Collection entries
··········

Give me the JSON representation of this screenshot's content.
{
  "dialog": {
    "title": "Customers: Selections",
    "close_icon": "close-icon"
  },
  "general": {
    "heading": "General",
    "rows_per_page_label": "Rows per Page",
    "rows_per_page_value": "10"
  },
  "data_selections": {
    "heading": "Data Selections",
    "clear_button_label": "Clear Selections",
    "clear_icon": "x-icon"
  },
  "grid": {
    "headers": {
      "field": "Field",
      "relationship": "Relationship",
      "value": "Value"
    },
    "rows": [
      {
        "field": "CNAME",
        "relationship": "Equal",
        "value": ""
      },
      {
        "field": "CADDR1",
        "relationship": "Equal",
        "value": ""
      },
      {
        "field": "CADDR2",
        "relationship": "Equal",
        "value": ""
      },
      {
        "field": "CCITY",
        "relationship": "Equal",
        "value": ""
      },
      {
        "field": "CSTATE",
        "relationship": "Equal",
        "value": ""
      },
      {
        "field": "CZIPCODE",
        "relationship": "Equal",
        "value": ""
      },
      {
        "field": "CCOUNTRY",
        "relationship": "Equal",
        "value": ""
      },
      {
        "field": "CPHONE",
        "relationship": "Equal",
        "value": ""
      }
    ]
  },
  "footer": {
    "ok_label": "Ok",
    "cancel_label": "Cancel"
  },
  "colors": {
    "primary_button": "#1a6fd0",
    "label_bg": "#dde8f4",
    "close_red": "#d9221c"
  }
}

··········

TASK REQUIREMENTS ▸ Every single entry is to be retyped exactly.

EXERCISE SOLUTION ▸
Give me the JSON representation of this screenshot's content.
{
  "dialog": {
    "title": "Customers: Selections",
    "close_icon": "close-icon"
  },
  "general": {
    "heading": "General",
    "rows_per_page_label": "Rows per Page",
    "rows_per_page_value": "10"
  },
  "data_selections": {
    "heading": "Data Selections",
    "clear_button_label": "Clear Selections",
    "clear_icon": "x-icon"
  },
  "grid": {
    "headers": {
      "field": "Field",
      "relationship": "Relationship",
      "value": "Value"
    },
    "rows": [
      {
        "field": "CNAME",
        "relationship": "Equal",
        "value": ""
      },
      {
        "field": "CADDR1",
        "relationship": "Equal",
        "value": ""
      },
      {
        "field": "CADDR2",
        "relationship": "Equal",
        "value": ""
      },
      {
        "field": "CCITY",
        "relationship": "Equal",
        "value": ""
      },
      {
        "field": "CSTATE",
        "relationship": "Equal",
        "value": ""
      },
      {
        "field": "CZIPCODE",
        "relationship": "Equal",
        "value": ""
      },
      {
        "field": "CCOUNTRY",
        "relationship": "Equal",
        "value": ""
      },
      {
        "field": "CPHONE",
        "relationship": "Equal",
        "value": ""
      }
    ]
  },
  "footer": {
    "ok_label": "Ok",
    "cancel_label": "Cancel"
  },
  "colors": {
    "primary_button": "#1a6fd0",
    "label_bg": "#dde8f4",
    "close_red": "#d9221c"
  }
}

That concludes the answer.